    Hi Rachael, how would monk fruit stack up against the rest of these sweeteners? Or a monk fruit, erythritol blend like swerve? I ask because you mentioned that you think erithrytol would be similar to xylitol but you said xylitol can cause blood sugar spikes and I think one of the benefits people say about swerve is that it DOEN’T cause the blood sugar spikes because it isn’t metabolized by the body… I would love to know more and get your take on swerve!

      Ana - Lean Legs Support says:

      Hey lovely,

      I asked Rachael about this one and she said: “I’m not too sure, to be honest. I think if it’s got erythritol added then it would probably have the same effect. If it’s just pure monk fruit then maybe not. :)”

      Love,
      Ana

    Shannon Jones says:

    How do I get your diet for Endomorph

      Sanja - Lean Legs Support says:

      Hi lovely,

      thanks for reaching out! <3

      Rachael 3 Steps To Lean Legs Program has meal plans (regular and vegan) and recipe eBooks :) Also, you can read the guideline that she wrote for endomorphs here. It will provide you with some detailed information <3

      I hope this helps, please let me know if you have any questions! xx

      Love,
      Sanja

    Heather says:

    Hi! Great post and info thanks…what about erythritol? I found an organic protein shake that uses a small amount to reduce sugar.

      Rachael Attard says:

      Hi lovely, I would consider erythritol the same as xylitol.

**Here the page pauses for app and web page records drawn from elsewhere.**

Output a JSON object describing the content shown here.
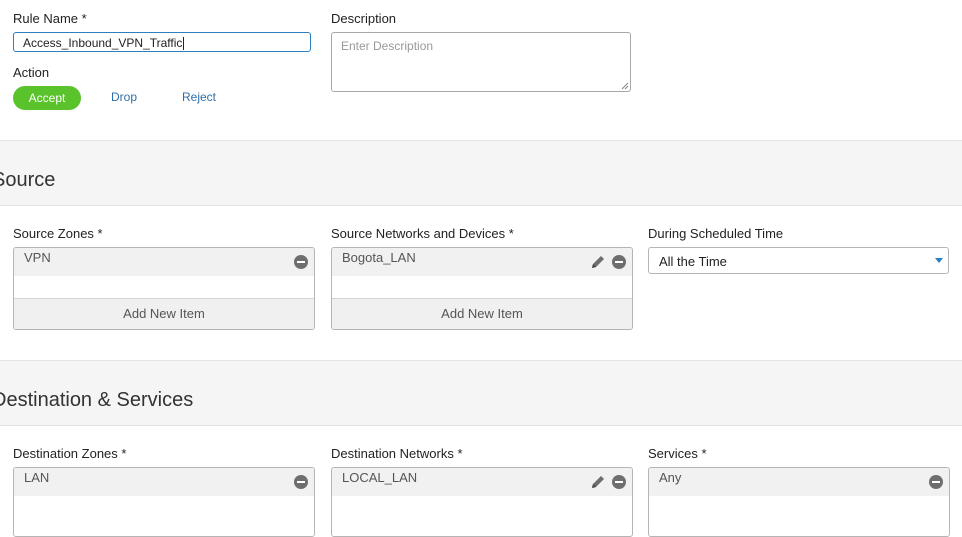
{
  "rule": {
    "name_label": "Rule Name *",
    "name_value": "Access_Inbound_VPN_Traffic",
    "description_label": "Description",
    "description_placeholder": "Enter Description",
    "action_label": "Action",
    "actions": [
      "Accept",
      "Drop",
      "Reject"
    ],
    "selected_action": "Accept"
  },
  "source": {
    "section_title": "Source",
    "zones": {
      "label": "Source Zones *",
      "items": [
        "VPN"
      ],
      "add_label": "Add New Item"
    },
    "networks": {
      "label": "Source Networks and Devices *",
      "items": [
        "Bogota_LAN"
      ],
      "add_label": "Add New Item"
    },
    "schedule": {
      "label": "During Scheduled Time",
      "value": "All the Time"
    }
  },
  "destination": {
    "section_title": "Destination & Services",
    "zones": {
      "label": "Destination Zones *",
      "items": [
        "LAN"
      ]
    },
    "networks": {
      "label": "Destination Networks *",
      "items": [
        "LOCAL_LAN"
      ]
    },
    "services": {
      "label": "Services *",
      "items": [
        "Any"
      ]
    }
  },
  "colors": {
    "accent": "#2b7fc3",
    "accept_green": "#5ac22a",
    "link": "#2d6ea8"
  },
  "icons": [
    "minus-circle-icon",
    "pencil-icon",
    "chevron-down-icon",
    "resize-handle-icon"
  ]
}
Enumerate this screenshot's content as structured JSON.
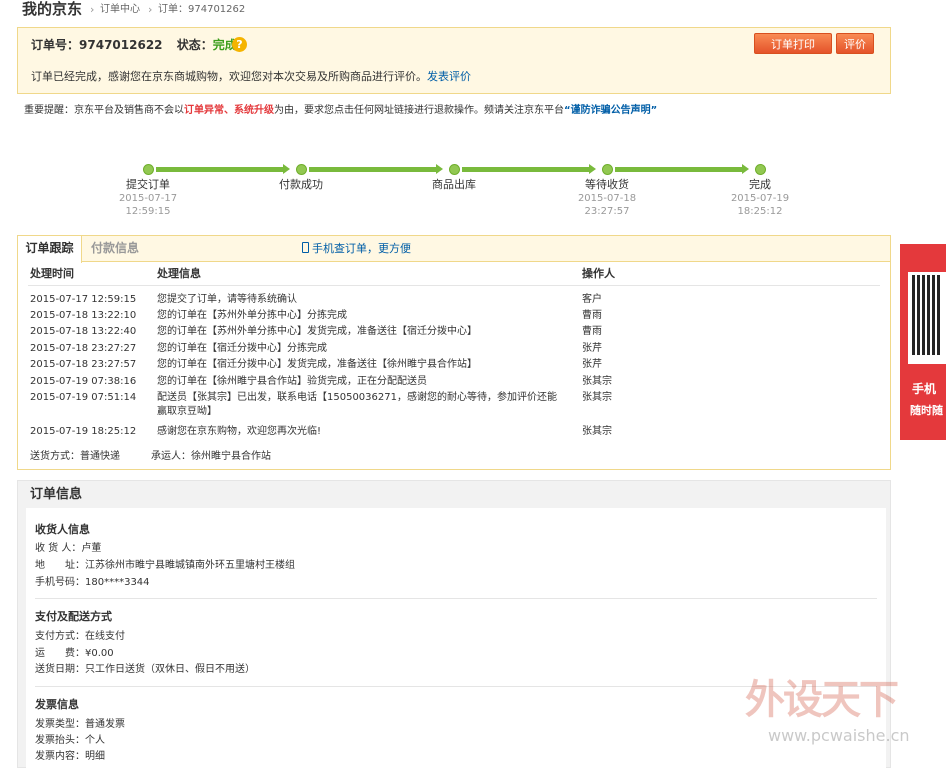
{
  "breadcrumb": {
    "title": "我的京东",
    "items": [
      "订单中心",
      "订单：974701262"
    ],
    "sep": "›"
  },
  "order": {
    "number_label": "订单号：",
    "number": "9747012622",
    "status_label": "状态：",
    "status": "完成",
    "help_icon": "?",
    "print_button": "订单打印",
    "review_button": "评价",
    "message": "订单已经完成，感谢您在京东商城购物，欢迎您对本次交易及所购商品进行评价。",
    "message_link": "发表评价"
  },
  "notice": {
    "prefix": "重要提醒：京东平台及销售商不会以",
    "highlight": "订单异常、系统升级",
    "middle": "为由，要求您点击任何网址链接进行退款操作。频请关注京东平台",
    "link": "“谨防诈骗公告声明”"
  },
  "progress": {
    "steps": [
      {
        "label": "提交订单",
        "date": "2015-07-17",
        "time": "12:59:15"
      },
      {
        "label": "付款成功",
        "date": "",
        "time": ""
      },
      {
        "label": "商品出库",
        "date": "",
        "time": ""
      },
      {
        "label": "等待收货",
        "date": "2015-07-18",
        "time": "23:27:57"
      },
      {
        "label": "完成",
        "date": "2015-07-19",
        "time": "18:25:12"
      }
    ]
  },
  "tracking": {
    "tab_active": "订单跟踪",
    "tab_inactive": "付款信息",
    "mobile_link": "手机查订单，更方便",
    "headers": [
      "处理时间",
      "处理信息",
      "操作人"
    ],
    "rows": [
      {
        "time": "2015-07-17 12:59:15",
        "info": "您提交了订单，请等待系统确认",
        "info2": "",
        "op": "客户"
      },
      {
        "time": "2015-07-18 13:22:10",
        "info": "您的订单在【苏州外单分拣中心】分拣完成",
        "info2": "",
        "op": "曹雨"
      },
      {
        "time": "2015-07-18 13:22:40",
        "info": "您的订单在【苏州外单分拣中心】发货完成，准备送往【宿迁分拨中心】",
        "info2": "",
        "op": "曹雨"
      },
      {
        "time": "2015-07-18 23:27:27",
        "info": "您的订单在【宿迁分拨中心】分拣完成",
        "info2": "",
        "op": "张芹"
      },
      {
        "time": "2015-07-18 23:27:57",
        "info": "您的订单在【宿迁分拨中心】发货完成，准备送往【徐州睢宁县合作站】",
        "info2": "",
        "op": "张芹"
      },
      {
        "time": "2015-07-19 07:38:16",
        "info": "您的订单在【徐州睢宁县合作站】验货完成，正在分配配送员",
        "info2": "",
        "op": "张其宗"
      },
      {
        "time": "2015-07-19 07:51:14",
        "info": "配送员【张其宗】已出发，联系电话【15050036271，感谢您的耐心等待，参加评价还能",
        "info2": "赢取京豆呦】",
        "op": "张其宗"
      },
      {
        "time": "2015-07-19 18:25:12",
        "info": "感谢您在京东购物，欢迎您再次光临!",
        "info2": "",
        "op": "张其宗"
      }
    ],
    "shipping_label": "送货方式：",
    "shipping": "普通快递",
    "carrier_label": "承运人：",
    "carrier": "徐州睢宁县合作站"
  },
  "side": {
    "line1": "手机",
    "line2": "随时随"
  },
  "order_info": {
    "title": "订单信息",
    "receiver_title": "收货人信息",
    "receiver": [
      {
        "k": "收 货 人：",
        "v": "卢董"
      },
      {
        "k": "地　　址：",
        "v": "江苏徐州市睢宁县睢城镇南外环五里塘村王楼组"
      },
      {
        "k": "手机号码：",
        "v": "180****3344"
      }
    ],
    "payment_title": "支付及配送方式",
    "payment": [
      {
        "k": "支付方式：",
        "v": "在线支付"
      },
      {
        "k": "运　　费：",
        "v": "¥0.00"
      },
      {
        "k": "送货日期：",
        "v": "只工作日送货（双休日、假日不用送）"
      }
    ],
    "invoice_title": "发票信息",
    "invoice": [
      {
        "k": "发票类型：",
        "v": "普通发票"
      },
      {
        "k": "发票抬头：",
        "v": "个人"
      },
      {
        "k": "发票内容：",
        "v": "明细"
      }
    ]
  },
  "watermark": {
    "text": "外设天下",
    "url": "www.pcwaishe.cn"
  }
}
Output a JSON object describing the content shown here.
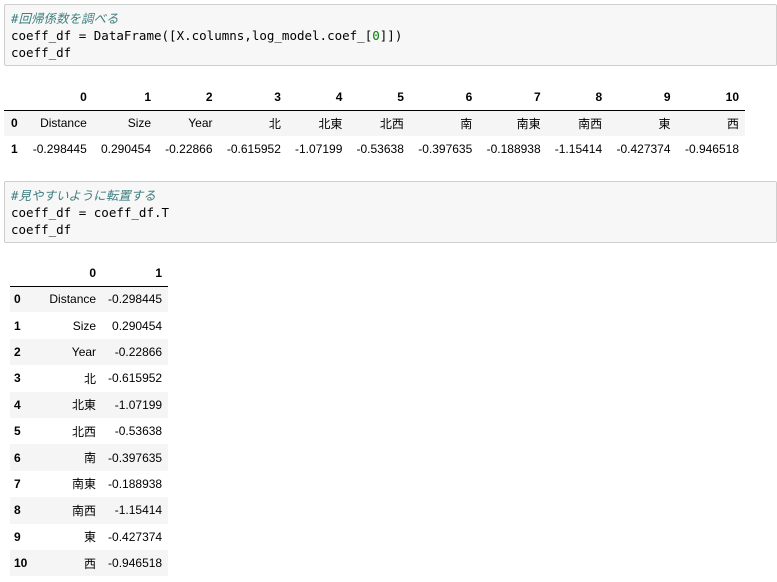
{
  "cell1": {
    "comment": "#回帰係数を調べる",
    "line2_pre": "coeff_df = DataFrame([X.columns,log_model.coef_[",
    "line2_num": "0",
    "line2_post": "]])",
    "line3": "coeff_df"
  },
  "table1": {
    "columns": [
      "0",
      "1",
      "2",
      "3",
      "4",
      "5",
      "6",
      "7",
      "8",
      "9",
      "10"
    ],
    "rows": [
      {
        "index": "0",
        "cells": [
          "Distance",
          "Size",
          "Year",
          "北",
          "北東",
          "北西",
          "南",
          "南東",
          "南西",
          "東",
          "西"
        ]
      },
      {
        "index": "1",
        "cells": [
          "-0.298445",
          "0.290454",
          "-0.22866",
          "-0.615952",
          "-1.07199",
          "-0.53638",
          "-0.397635",
          "-0.188938",
          "-1.15414",
          "-0.427374",
          "-0.946518"
        ]
      }
    ]
  },
  "cell2": {
    "comment": "#見やすいように転置する",
    "line2": "coeff_df = coeff_df.T",
    "line3": "coeff_df"
  },
  "table2": {
    "columns": [
      "0",
      "1"
    ],
    "rows": [
      {
        "index": "0",
        "cells": [
          "Distance",
          "-0.298445"
        ]
      },
      {
        "index": "1",
        "cells": [
          "Size",
          "0.290454"
        ]
      },
      {
        "index": "2",
        "cells": [
          "Year",
          "-0.22866"
        ]
      },
      {
        "index": "3",
        "cells": [
          "北",
          "-0.615952"
        ]
      },
      {
        "index": "4",
        "cells": [
          "北東",
          "-1.07199"
        ]
      },
      {
        "index": "5",
        "cells": [
          "北西",
          "-0.53638"
        ]
      },
      {
        "index": "6",
        "cells": [
          "南",
          "-0.397635"
        ]
      },
      {
        "index": "7",
        "cells": [
          "南東",
          "-0.188938"
        ]
      },
      {
        "index": "8",
        "cells": [
          "南西",
          "-1.15414"
        ]
      },
      {
        "index": "9",
        "cells": [
          "東",
          "-0.427374"
        ]
      },
      {
        "index": "10",
        "cells": [
          "西",
          "-0.946518"
        ]
      }
    ]
  }
}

I wouldn’t consider either of them good for you.. But very small amounts would probably be OK! xx